Records provided:
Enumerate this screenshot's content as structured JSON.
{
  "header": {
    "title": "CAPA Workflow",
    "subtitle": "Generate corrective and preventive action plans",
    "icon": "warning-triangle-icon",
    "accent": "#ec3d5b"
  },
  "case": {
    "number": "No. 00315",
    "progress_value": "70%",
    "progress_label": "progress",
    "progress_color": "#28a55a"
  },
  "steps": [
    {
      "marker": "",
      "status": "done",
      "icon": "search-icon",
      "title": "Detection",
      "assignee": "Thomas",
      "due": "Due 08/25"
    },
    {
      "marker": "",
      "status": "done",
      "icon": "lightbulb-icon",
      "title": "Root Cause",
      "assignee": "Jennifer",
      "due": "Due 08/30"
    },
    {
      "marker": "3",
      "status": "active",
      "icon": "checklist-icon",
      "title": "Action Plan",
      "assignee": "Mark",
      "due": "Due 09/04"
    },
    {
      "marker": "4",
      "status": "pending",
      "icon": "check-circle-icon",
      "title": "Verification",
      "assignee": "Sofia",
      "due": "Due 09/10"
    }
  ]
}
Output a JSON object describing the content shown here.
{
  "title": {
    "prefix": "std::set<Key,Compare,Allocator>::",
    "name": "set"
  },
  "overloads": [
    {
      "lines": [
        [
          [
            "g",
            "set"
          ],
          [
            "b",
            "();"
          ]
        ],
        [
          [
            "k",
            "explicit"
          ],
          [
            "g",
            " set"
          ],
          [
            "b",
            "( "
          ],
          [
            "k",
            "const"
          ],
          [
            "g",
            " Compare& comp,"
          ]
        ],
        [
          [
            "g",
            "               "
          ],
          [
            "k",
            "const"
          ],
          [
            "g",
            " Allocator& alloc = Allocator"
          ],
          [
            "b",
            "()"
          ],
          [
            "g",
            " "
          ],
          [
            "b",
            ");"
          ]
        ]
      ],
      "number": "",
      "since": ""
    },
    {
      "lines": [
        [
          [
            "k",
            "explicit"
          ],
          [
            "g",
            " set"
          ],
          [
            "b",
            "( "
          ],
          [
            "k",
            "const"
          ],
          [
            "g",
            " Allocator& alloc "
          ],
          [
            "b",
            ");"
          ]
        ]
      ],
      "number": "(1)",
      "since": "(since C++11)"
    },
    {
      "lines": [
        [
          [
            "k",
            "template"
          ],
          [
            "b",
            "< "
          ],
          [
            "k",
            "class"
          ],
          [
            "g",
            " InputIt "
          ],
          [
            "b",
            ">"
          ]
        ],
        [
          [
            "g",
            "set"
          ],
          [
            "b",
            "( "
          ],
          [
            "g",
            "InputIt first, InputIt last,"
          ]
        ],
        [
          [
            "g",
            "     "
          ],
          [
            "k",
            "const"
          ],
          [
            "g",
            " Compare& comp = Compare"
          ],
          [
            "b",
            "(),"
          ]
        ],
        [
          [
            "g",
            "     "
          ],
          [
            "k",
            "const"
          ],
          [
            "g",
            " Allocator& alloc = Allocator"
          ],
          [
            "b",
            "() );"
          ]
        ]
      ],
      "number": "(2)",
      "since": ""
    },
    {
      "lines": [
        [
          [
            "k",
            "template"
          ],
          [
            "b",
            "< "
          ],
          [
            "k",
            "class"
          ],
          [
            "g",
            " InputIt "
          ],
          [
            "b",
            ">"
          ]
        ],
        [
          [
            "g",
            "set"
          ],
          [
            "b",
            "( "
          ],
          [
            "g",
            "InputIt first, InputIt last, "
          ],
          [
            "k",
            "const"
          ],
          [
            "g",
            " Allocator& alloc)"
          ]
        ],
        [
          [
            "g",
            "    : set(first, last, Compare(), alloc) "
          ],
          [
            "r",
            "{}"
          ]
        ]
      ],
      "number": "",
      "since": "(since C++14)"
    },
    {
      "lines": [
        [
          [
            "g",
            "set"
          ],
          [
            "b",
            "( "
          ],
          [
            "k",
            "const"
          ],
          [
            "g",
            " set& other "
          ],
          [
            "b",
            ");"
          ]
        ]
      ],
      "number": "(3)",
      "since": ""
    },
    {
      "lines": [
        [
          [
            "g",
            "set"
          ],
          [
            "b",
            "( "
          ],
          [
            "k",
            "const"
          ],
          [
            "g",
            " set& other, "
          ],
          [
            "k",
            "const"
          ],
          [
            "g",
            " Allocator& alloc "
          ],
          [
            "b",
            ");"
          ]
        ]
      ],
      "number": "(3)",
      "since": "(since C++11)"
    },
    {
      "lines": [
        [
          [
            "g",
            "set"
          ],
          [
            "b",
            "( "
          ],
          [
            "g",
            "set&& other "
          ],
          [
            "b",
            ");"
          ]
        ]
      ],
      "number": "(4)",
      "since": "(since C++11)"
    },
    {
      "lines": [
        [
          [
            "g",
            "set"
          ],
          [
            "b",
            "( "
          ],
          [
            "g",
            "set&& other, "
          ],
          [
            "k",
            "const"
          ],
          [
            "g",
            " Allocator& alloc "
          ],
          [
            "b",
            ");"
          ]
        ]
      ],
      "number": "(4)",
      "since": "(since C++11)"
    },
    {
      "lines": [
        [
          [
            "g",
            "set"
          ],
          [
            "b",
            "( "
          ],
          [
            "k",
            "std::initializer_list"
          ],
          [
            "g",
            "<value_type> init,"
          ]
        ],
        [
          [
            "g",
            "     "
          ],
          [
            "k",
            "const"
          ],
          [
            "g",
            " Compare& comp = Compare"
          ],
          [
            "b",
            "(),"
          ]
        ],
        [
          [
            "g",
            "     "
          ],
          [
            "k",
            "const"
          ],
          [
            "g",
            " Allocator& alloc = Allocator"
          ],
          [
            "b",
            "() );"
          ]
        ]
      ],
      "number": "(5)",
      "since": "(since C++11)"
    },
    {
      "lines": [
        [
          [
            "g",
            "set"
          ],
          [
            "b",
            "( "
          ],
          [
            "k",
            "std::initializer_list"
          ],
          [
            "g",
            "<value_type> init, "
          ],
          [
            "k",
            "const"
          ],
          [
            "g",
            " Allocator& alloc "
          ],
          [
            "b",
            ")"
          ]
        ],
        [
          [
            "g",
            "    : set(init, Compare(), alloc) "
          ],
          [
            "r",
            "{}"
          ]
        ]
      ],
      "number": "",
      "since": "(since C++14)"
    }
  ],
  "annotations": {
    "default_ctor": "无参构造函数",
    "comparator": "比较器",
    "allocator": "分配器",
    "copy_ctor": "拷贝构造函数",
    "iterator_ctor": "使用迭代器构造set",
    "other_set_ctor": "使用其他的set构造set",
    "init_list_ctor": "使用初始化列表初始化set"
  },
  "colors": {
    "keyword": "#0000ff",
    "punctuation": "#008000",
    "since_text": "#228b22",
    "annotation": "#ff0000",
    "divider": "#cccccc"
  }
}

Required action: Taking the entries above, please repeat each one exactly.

Solved exercise:
Enumerate this screenshot's content as structured JSON.
{
  "header": {
    "title": "CAPA Workflow",
    "subtitle": "Generate corrective and preventive action plans",
    "icon": "warning-triangle-icon",
    "accent": "#ec3d5b"
  },
  "case": {
    "number": "No. 00315",
    "progress_value": "70%",
    "progress_label": "progress",
    "progress_color": "#28a55a"
  },
  "steps": [
    {
      "marker": "",
      "status": "done",
      "icon": "search-icon",
      "title": "Detection",
      "assignee": "Thomas",
      "due": "Due 08/25"
    },
    {
      "marker": "",
      "status": "done",
      "icon": "lightbulb-icon",
      "title": "Root Cause",
      "assignee": "Jennifer",
      "due": "Due 08/30"
    },
    {
      "marker": "3",
      "status": "active",
      "icon": "checklist-icon",
      "title": "Action Plan",
      "assignee": "Mark",
      "due": "Due 09/04"
    },
    {
      "marker": "4",
      "status": "pending",
      "icon": "check-circle-icon",
      "title": "Verification",
      "assignee": "Sofia",
      "due": "Due 09/10"
    }
  ]
}
Output a JSON object describing the content shown here.
{
  "title": {
    "prefix": "std::set<Key,Compare,Allocator>::",
    "name": "set"
  },
  "overloads": [
    {
      "lines": [
        [
          [
            "g",
            "set"
          ],
          [
            "b",
            "();"
          ]
        ],
        [
          [
            "k",
            "explicit"
          ],
          [
            "g",
            " set"
          ],
          [
            "b",
            "( "
          ],
          [
            "k",
            "const"
          ],
          [
            "g",
            " Compare& comp,"
          ]
        ],
        [
          [
            "g",
            "               "
          ],
          [
            "k",
            "const"
          ],
          [
            "g",
            " Allocator& alloc = Allocator"
          ],
          [
            "b",
            "()"
          ],
          [
            "g",
            " "
          ],
          [
            "b",
            ");"
          ]
        ]
      ],
      "number": "",
      "since": ""
    },
    {
      "lines": [
        [
          [
            "k",
            "explicit"
          ],
          [
            "g",
            " set"
          ],
          [
            "b",
            "( "
          ],
          [
            "k",
            "const"
          ],
          [
            "g",
            " Allocator& alloc "
          ],
          [
            "b",
            ");"
          ]
        ]
      ],
      "number": "(1)",
      "since": "(since C++11)"
    },
    {
      "lines": [
        [
          [
            "k",
            "template"
          ],
          [
            "b",
            "< "
          ],
          [
            "k",
            "class"
          ],
          [
            "g",
            " InputIt "
          ],
          [
            "b",
            ">"
          ]
        ],
        [
          [
            "g",
            "set"
          ],
          [
            "b",
            "( "
          ],
          [
            "g",
            "InputIt first, InputIt last,"
          ]
        ],
        [
          [
            "g",
            "     "
          ],
          [
            "k",
            "const"
          ],
          [
            "g",
            " Compare& comp = Compare"
          ],
          [
            "b",
            "(),"
          ]
        ],
        [
          [
            "g",
            "     "
          ],
          [
            "k",
            "const"
          ],
          [
            "g",
            " Allocator& alloc = Allocator"
          ],
          [
            "b",
            "() );"
          ]
        ]
      ],
      "number": "(2)",
      "since": ""
    },
    {
      "lines": [
        [
          [
            "k",
            "template"
          ],
          [
            "b",
            "< "
          ],
          [
            "k",
            "class"
          ],
          [
            "g",
            " InputIt "
          ],
          [
            "b",
            ">"
          ]
        ],
        [
          [
            "g",
            "set"
          ],
          [
            "b",
            "( "
          ],
          [
            "g",
            "InputIt first, InputIt last, "
          ],
          [
            "k",
            "const"
          ],
          [
            "g",
            " Allocator& alloc)"
          ]
        ],
        [
          [
            "g",
            "    : set(first, last, Compare(), alloc) "
          ],
          [
            "r",
            "{}"
          ]
        ]
      ],
      "number": "",
      "since": "(since C++14)"
    },
    {
      "lines": [
        [
          [
            "g",
            "set"
          ],
          [
            "b",
            "( "
          ],
          [
            "k",
            "const"
          ],
          [
            "g",
            " set& other "
          ],
          [
            "b",
            ");"
          ]
        ]
      ],
      "number": "(3)",
      "since": ""
    },
    {
      "lines": [
        [
          [
            "g",
            "set"
          ],
          [
            "b",
            "( "
          ],
          [
            "k",
            "const"
          ],
          [
            "g",
            " set& other, "
          ],
          [
            "k",
            "const"
          ],
          [
            "g",
            " Allocator& alloc "
          ],
          [
            "b",
            ");"
          ]
        ]
      ],
      "number": "(3)",
      "since": "(since C++11)"
    },
    {
      "lines": [
        [
          [
            "g",
            "set"
          ],
          [
            "b",
            "( "
          ],
          [
            "g",
            "set&& other "
          ],
          [
            "b",
            ");"
          ]
        ]
      ],
      "number": "(4)",
      "since": "(since C++11)"
    },
    {
      "lines": [
        [
          [
            "g",
            "set"
          ],
          [
            "b",
            "( "
          ],
          [
            "g",
            "set&& other, "
          ],
          [
            "k",
            "const"
          ],
          [
            "g",
            " Allocator& alloc "
          ],
          [
            "b",
            ");"
          ]
        ]
      ],
      "number": "(4)",
      "since": "(since C++11)"
    },
    {
      "lines": [
        [
          [
            "g",
            "set"
          ],
          [
            "b",
            "( "
          ],
          [
            "k",
            "std::initializer_list"
          ],
          [
            "g",
            "<value_type> init,"
          ]
        ],
        [
          [
            "g",
            "     "
          ],
          [
            "k",
            "const"
          ],
          [
            "g",
            " Compare& comp = Compare"
          ],
          [
            "b",
            "(),"
          ]
        ],
        [
          [
            "g",
            "     "
          ],
          [
            "k",
            "const"
          ],
          [
            "g",
            " Allocator& alloc = Allocator"
          ],
          [
            "b",
            "() );"
          ]
        ]
      ],
      "number": "(5)",
      "since": "(since C++11)"
    },
    {
      "lines": [
        [
          [
            "g",
            "set"
          ],
          [
            "b",
            "( "
          ],
          [
            "k",
            "std::initializer_list"
          ],
          [
            "g",
            "<value_type> init, "
          ],
          [
            "k",
            "const"
          ],
          [
            "g",
            " Allocator& alloc "
          ],
          [
            "b",
            ")"
          ]
        ],
        [
          [
            "g",
            "    : set(init, Compare(), alloc) "
          ],
          [
            "r",
            "{}"
          ]
        ]
      ],
      "number": "",
      "since": "(since C++14)"
    }
  ],
  "annotations": {
    "default_ctor": "无参构造函数",
    "comparator": "比较器",
    "allocator": "分配器",
    "copy_ctor": "拷贝构造函数",
    "iterator_ctor": "使用迭代器构造set",
    "other_set_ctor": "使用其他的set构造set",
    "init_list_ctor": "使用初始化列表初始化set"
  },
  "colors": {
    "keyword": "#0000ff",
    "punctuation": "#008000",
    "since_text": "#228b22",
    "annotation": "#ff0000",
    "divider": "#cccccc"
  }
}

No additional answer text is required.